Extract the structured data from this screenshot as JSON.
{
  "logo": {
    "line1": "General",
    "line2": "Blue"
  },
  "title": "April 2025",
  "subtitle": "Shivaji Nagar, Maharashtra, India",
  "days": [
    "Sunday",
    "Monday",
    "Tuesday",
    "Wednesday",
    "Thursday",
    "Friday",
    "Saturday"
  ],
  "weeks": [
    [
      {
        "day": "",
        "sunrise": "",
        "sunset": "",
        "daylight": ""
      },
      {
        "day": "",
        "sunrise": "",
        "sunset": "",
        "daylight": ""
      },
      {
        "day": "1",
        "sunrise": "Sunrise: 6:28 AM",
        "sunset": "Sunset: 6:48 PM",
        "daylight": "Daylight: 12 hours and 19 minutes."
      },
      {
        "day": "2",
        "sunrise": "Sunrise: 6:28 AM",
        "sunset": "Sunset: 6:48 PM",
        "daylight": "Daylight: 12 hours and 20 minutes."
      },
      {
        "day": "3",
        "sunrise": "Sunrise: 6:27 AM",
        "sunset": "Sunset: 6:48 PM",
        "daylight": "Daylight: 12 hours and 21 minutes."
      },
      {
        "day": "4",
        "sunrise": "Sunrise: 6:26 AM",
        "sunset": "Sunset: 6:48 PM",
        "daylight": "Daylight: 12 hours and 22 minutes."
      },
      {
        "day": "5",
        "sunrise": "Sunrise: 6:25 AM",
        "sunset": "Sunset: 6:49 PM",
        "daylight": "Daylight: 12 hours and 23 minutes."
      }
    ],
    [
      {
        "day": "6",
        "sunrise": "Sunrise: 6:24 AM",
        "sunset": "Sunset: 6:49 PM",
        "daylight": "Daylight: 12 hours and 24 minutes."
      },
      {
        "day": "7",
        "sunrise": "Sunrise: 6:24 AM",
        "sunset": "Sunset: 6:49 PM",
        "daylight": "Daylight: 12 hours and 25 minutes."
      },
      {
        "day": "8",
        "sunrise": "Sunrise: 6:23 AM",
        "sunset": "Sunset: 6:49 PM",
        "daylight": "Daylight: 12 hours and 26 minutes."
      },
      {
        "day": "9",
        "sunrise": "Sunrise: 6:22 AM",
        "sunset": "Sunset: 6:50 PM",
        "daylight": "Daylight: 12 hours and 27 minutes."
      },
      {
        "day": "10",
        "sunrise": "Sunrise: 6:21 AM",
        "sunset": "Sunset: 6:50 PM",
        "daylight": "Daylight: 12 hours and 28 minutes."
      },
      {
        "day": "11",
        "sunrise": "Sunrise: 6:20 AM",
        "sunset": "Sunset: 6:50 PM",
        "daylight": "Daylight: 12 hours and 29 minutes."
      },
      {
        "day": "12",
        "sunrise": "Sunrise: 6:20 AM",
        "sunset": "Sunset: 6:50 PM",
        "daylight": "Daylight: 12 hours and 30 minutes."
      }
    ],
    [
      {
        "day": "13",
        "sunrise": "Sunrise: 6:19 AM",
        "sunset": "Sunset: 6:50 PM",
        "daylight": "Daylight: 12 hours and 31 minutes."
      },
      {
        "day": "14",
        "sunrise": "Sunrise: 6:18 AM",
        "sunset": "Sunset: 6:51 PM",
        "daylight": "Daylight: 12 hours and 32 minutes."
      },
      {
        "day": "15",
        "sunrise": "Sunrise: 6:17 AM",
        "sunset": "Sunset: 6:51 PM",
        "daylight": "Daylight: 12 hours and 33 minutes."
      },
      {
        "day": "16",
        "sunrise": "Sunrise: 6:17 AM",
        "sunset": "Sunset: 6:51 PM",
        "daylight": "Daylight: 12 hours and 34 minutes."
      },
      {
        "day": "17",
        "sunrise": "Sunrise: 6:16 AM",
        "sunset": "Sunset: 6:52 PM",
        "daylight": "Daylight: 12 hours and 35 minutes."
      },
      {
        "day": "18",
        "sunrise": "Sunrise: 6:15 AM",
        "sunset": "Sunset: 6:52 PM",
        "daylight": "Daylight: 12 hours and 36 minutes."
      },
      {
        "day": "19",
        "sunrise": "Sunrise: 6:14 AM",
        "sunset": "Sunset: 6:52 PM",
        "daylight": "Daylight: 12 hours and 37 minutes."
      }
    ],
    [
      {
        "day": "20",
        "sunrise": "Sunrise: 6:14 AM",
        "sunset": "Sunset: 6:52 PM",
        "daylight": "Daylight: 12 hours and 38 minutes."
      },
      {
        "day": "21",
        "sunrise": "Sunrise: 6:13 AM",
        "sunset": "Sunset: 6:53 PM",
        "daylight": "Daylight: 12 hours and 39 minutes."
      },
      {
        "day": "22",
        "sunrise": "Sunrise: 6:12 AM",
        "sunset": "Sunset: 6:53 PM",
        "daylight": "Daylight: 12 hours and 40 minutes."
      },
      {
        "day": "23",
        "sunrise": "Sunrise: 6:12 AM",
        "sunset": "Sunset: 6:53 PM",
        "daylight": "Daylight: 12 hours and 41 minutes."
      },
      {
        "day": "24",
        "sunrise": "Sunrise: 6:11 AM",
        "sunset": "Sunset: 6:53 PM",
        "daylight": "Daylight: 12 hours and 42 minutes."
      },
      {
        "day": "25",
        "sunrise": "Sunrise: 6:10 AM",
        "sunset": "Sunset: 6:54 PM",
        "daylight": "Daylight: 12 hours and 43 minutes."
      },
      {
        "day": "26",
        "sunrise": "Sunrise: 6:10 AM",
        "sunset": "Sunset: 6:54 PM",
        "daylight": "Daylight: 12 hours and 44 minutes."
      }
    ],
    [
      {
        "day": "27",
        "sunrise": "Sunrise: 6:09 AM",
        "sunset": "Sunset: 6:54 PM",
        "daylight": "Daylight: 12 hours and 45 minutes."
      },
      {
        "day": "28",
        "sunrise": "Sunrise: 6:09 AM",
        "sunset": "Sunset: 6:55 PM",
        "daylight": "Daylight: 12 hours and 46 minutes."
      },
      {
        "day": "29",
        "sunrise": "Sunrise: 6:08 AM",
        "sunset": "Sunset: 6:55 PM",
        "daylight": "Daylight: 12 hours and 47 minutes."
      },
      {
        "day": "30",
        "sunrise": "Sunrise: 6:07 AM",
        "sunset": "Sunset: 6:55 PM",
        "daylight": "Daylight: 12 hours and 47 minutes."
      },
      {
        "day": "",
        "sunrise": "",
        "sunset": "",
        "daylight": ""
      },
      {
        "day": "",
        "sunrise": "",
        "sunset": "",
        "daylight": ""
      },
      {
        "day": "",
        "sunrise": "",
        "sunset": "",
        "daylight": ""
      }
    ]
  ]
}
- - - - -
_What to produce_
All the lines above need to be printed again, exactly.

_Expected output_
Extract the structured data from this screenshot as JSON.
{
  "logo": {
    "line1": "General",
    "line2": "Blue"
  },
  "title": "April 2025",
  "subtitle": "Shivaji Nagar, Maharashtra, India",
  "days": [
    "Sunday",
    "Monday",
    "Tuesday",
    "Wednesday",
    "Thursday",
    "Friday",
    "Saturday"
  ],
  "weeks": [
    [
      {
        "day": "",
        "sunrise": "",
        "sunset": "",
        "daylight": ""
      },
      {
        "day": "",
        "sunrise": "",
        "sunset": "",
        "daylight": ""
      },
      {
        "day": "1",
        "sunrise": "Sunrise: 6:28 AM",
        "sunset": "Sunset: 6:48 PM",
        "daylight": "Daylight: 12 hours and 19 minutes."
      },
      {
        "day": "2",
        "sunrise": "Sunrise: 6:28 AM",
        "sunset": "Sunset: 6:48 PM",
        "daylight": "Daylight: 12 hours and 20 minutes."
      },
      {
        "day": "3",
        "sunrise": "Sunrise: 6:27 AM",
        "sunset": "Sunset: 6:48 PM",
        "daylight": "Daylight: 12 hours and 21 minutes."
      },
      {
        "day": "4",
        "sunrise": "Sunrise: 6:26 AM",
        "sunset": "Sunset: 6:48 PM",
        "daylight": "Daylight: 12 hours and 22 minutes."
      },
      {
        "day": "5",
        "sunrise": "Sunrise: 6:25 AM",
        "sunset": "Sunset: 6:49 PM",
        "daylight": "Daylight: 12 hours and 23 minutes."
      }
    ],
    [
      {
        "day": "6",
        "sunrise": "Sunrise: 6:24 AM",
        "sunset": "Sunset: 6:49 PM",
        "daylight": "Daylight: 12 hours and 24 minutes."
      },
      {
        "day": "7",
        "sunrise": "Sunrise: 6:24 AM",
        "sunset": "Sunset: 6:49 PM",
        "daylight": "Daylight: 12 hours and 25 minutes."
      },
      {
        "day": "8",
        "sunrise": "Sunrise: 6:23 AM",
        "sunset": "Sunset: 6:49 PM",
        "daylight": "Daylight: 12 hours and 26 minutes."
      },
      {
        "day": "9",
        "sunrise": "Sunrise: 6:22 AM",
        "sunset": "Sunset: 6:50 PM",
        "daylight": "Daylight: 12 hours and 27 minutes."
      },
      {
        "day": "10",
        "sunrise": "Sunrise: 6:21 AM",
        "sunset": "Sunset: 6:50 PM",
        "daylight": "Daylight: 12 hours and 28 minutes."
      },
      {
        "day": "11",
        "sunrise": "Sunrise: 6:20 AM",
        "sunset": "Sunset: 6:50 PM",
        "daylight": "Daylight: 12 hours and 29 minutes."
      },
      {
        "day": "12",
        "sunrise": "Sunrise: 6:20 AM",
        "sunset": "Sunset: 6:50 PM",
        "daylight": "Daylight: 12 hours and 30 minutes."
      }
    ],
    [
      {
        "day": "13",
        "sunrise": "Sunrise: 6:19 AM",
        "sunset": "Sunset: 6:50 PM",
        "daylight": "Daylight: 12 hours and 31 minutes."
      },
      {
        "day": "14",
        "sunrise": "Sunrise: 6:18 AM",
        "sunset": "Sunset: 6:51 PM",
        "daylight": "Daylight: 12 hours and 32 minutes."
      },
      {
        "day": "15",
        "sunrise": "Sunrise: 6:17 AM",
        "sunset": "Sunset: 6:51 PM",
        "daylight": "Daylight: 12 hours and 33 minutes."
      },
      {
        "day": "16",
        "sunrise": "Sunrise: 6:17 AM",
        "sunset": "Sunset: 6:51 PM",
        "daylight": "Daylight: 12 hours and 34 minutes."
      },
      {
        "day": "17",
        "sunrise": "Sunrise: 6:16 AM",
        "sunset": "Sunset: 6:52 PM",
        "daylight": "Daylight: 12 hours and 35 minutes."
      },
      {
        "day": "18",
        "sunrise": "Sunrise: 6:15 AM",
        "sunset": "Sunset: 6:52 PM",
        "daylight": "Daylight: 12 hours and 36 minutes."
      },
      {
        "day": "19",
        "sunrise": "Sunrise: 6:14 AM",
        "sunset": "Sunset: 6:52 PM",
        "daylight": "Daylight: 12 hours and 37 minutes."
      }
    ],
    [
      {
        "day": "20",
        "sunrise": "Sunrise: 6:14 AM",
        "sunset": "Sunset: 6:52 PM",
        "daylight": "Daylight: 12 hours and 38 minutes."
      },
      {
        "day": "21",
        "sunrise": "Sunrise: 6:13 AM",
        "sunset": "Sunset: 6:53 PM",
        "daylight": "Daylight: 12 hours and 39 minutes."
      },
      {
        "day": "22",
        "sunrise": "Sunrise: 6:12 AM",
        "sunset": "Sunset: 6:53 PM",
        "daylight": "Daylight: 12 hours and 40 minutes."
      },
      {
        "day": "23",
        "sunrise": "Sunrise: 6:12 AM",
        "sunset": "Sunset: 6:53 PM",
        "daylight": "Daylight: 12 hours and 41 minutes."
      },
      {
        "day": "24",
        "sunrise": "Sunrise: 6:11 AM",
        "sunset": "Sunset: 6:53 PM",
        "daylight": "Daylight: 12 hours and 42 minutes."
      },
      {
        "day": "25",
        "sunrise": "Sunrise: 6:10 AM",
        "sunset": "Sunset: 6:54 PM",
        "daylight": "Daylight: 12 hours and 43 minutes."
      },
      {
        "day": "26",
        "sunrise": "Sunrise: 6:10 AM",
        "sunset": "Sunset: 6:54 PM",
        "daylight": "Daylight: 12 hours and 44 minutes."
      }
    ],
    [
      {
        "day": "27",
        "sunrise": "Sunrise: 6:09 AM",
        "sunset": "Sunset: 6:54 PM",
        "daylight": "Daylight: 12 hours and 45 minutes."
      },
      {
        "day": "28",
        "sunrise": "Sunrise: 6:09 AM",
        "sunset": "Sunset: 6:55 PM",
        "daylight": "Daylight: 12 hours and 46 minutes."
      },
      {
        "day": "29",
        "sunrise": "Sunrise: 6:08 AM",
        "sunset": "Sunset: 6:55 PM",
        "daylight": "Daylight: 12 hours and 47 minutes."
      },
      {
        "day": "30",
        "sunrise": "Sunrise: 6:07 AM",
        "sunset": "Sunset: 6:55 PM",
        "daylight": "Daylight: 12 hours and 47 minutes."
      },
      {
        "day": "",
        "sunrise": "",
        "sunset": "",
        "daylight": ""
      },
      {
        "day": "",
        "sunrise": "",
        "sunset": "",
        "daylight": ""
      },
      {
        "day": "",
        "sunrise": "",
        "sunset": "",
        "daylight": ""
      }
    ]
  ]
}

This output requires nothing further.